Reynolds will be based in Auckland and commence his new role at Telecom in late-September. His appointment is subject to the conditions set out in his summary of employment terms, below. His career summary is also below.
He will commence on a base of NZD $1.75m with annual performance incentives targeted at another NZD $1.75m.
Dr PAUL REYNOLDS: CAREER SUMMARY AND DETAILS
2000-Present Chief Executive, BT Wholesale
2001-Present Board Member, BT Board
2004-Present Board Member of E-Access (Japan)
1998-2000 Managing Director, BT Network & Information Services
1998 Director, BT UK Effectiveness
1997-1998 Director, Strategy
1994-1997 General Manager, Scotland
1993-1994 Programme Director, Information, Communications & Entertainment
1991-1993 Director, Office of the Chairman
1988-1991 Senior Manager, International Voice Products
1983-1988 Roles in product management, marketing, new business development & strategy in the UK & international markets
Reynolds has a PhD in geology from Bedford College, University of London
6 months on (thereabouts), how is the industry getting on.
Well, as we found out today, Kordia (formerly Broadcast Communications Ltd) announced it was buying Orcon Internet for $24.3m. Juha broke the story last week http://www.geekzone.co.nz/juha/3094. BCL were never really into providing service, Kordia on the other hand seem a bit more aggressive. A combo name from someone at work: Orkordion, which I quite like (bit like Vodahug).
Telecom has announced one of the biggest open secret's in the industry, and that's their move to UMTS/HSPA/GSM. But of course they'll keep CDMA going for at least 5 years.... or until it's cheaper to migrate everyone. The closure of 025 is nicely timed, although one might think that the sudden availability of 850Mhz spectrum would be too tempting for the redistribution government, causing it to be taken off them. Well, at least NZ will see some muscle in the mobile business - and Vodafone will really start to lose corporate business as Telecom wraps up whole of business deals with handsets not made by Sanyo....

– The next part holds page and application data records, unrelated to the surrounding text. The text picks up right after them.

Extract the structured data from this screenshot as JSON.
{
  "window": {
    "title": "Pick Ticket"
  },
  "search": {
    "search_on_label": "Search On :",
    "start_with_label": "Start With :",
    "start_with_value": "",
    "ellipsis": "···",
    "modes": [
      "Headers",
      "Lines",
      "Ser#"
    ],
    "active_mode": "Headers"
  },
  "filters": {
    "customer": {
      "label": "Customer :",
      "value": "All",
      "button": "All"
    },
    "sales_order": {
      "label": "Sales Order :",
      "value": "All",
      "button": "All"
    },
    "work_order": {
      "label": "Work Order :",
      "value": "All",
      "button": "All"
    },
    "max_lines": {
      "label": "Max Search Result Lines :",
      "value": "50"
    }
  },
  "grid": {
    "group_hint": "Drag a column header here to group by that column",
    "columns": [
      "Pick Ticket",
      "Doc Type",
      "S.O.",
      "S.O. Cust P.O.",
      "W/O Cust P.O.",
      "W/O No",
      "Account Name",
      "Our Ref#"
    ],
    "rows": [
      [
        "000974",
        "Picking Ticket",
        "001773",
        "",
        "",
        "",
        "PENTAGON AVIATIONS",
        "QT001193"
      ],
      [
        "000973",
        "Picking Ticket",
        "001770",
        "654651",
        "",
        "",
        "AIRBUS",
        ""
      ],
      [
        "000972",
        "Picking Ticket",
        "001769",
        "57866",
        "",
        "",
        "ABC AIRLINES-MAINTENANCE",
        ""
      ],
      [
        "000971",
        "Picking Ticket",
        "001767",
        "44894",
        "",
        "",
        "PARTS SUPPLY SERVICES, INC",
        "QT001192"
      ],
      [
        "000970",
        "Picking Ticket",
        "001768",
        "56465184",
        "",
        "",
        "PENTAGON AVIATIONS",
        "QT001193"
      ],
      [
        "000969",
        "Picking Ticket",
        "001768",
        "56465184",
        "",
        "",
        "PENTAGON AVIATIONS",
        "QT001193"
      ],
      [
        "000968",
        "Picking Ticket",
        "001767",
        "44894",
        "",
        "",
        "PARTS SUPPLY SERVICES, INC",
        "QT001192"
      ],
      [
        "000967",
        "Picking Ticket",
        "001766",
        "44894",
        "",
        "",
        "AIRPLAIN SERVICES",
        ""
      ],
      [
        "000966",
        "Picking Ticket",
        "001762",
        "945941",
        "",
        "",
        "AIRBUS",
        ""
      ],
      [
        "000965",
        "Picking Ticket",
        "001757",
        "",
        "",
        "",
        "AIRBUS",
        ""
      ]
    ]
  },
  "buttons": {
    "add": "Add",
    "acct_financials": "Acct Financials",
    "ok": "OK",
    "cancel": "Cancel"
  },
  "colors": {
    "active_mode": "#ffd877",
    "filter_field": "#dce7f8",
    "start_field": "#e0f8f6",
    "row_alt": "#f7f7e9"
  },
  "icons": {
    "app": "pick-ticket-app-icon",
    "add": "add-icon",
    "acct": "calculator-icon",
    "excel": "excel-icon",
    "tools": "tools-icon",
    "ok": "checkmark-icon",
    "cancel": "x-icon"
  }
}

Vodafone is completing Project SAM, their billing system upgrade, by slipping all their wholesale billing agreements until October and causing bill grief for customers. Billing system migration is never easy, but still....
Tuanz was a bit of a bust this year, with not that much coming out compared to the 2006 event (which was fun). Local Number Portability finally hit in April, with all providers having a service of a fashion. The cleanup is ongoing, but it does feel a little anticlimactic.
The 2.3Ghz auction due for May was deferred until December, ultimately a good thing as it was put together as a way of introducing cheaper 'mobile' networks when the technology is nowhere near ready (and one questions the value given there will now be 2 GSM networks in NZ).
And of course let's not forget the apparent Tauranga farce, where TelstraClear abruptly withdraw it's mobile network, laying the blame squarely at Vodafone for unworkable changes to a national roaming agreement....
The next 6 months:
Telecom has deployed ADSL2+ at a few key exchanges, and rumour is a few users are suddenly getting faster speed. That timetable is fast, and more will go out sooner.
UBA, slightly better bandwidth for broadband and the first step to Naked DSL, should go out later this year. It will make VOIP more plausible, but the heavily congested backhauls will.... remain heavily congested.
A bit more consolidation to come? will Callplus survive as a standalone in this market? can Compass continue to exploit it's niche or will they become CallPass? Let's not forget Whoosh, which might become Wheeze...
And as for the ozzie outfit... well.... who knows. I couldn't possibly comment